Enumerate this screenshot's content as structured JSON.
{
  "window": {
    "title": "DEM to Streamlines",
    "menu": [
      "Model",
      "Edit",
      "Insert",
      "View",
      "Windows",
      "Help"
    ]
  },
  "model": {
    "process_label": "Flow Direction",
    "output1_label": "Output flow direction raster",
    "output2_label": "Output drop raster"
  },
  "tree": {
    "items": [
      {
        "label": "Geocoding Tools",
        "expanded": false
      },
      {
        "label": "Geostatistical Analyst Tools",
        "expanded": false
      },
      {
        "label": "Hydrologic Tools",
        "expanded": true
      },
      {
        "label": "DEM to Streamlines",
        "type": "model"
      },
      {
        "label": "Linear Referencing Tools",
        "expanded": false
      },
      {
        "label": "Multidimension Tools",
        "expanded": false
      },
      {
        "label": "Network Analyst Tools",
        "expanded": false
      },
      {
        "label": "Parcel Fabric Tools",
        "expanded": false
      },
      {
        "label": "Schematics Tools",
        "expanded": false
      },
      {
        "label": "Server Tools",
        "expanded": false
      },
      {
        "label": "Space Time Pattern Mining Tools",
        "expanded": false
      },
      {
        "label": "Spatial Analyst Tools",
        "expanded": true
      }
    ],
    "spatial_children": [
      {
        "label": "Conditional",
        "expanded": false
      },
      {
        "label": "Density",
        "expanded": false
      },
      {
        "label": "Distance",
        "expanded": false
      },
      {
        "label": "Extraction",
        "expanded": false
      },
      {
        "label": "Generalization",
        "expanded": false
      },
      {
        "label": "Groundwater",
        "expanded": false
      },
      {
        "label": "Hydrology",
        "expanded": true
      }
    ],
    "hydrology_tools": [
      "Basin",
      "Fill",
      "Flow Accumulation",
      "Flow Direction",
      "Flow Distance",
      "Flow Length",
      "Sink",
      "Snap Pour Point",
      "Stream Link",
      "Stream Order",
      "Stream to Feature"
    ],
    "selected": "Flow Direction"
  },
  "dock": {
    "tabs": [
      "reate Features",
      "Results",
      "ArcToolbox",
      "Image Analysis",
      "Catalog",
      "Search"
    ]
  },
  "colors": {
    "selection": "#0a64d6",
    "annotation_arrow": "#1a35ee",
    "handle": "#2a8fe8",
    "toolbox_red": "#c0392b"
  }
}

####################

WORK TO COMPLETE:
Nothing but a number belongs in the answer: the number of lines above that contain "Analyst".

THE ANSWER:
3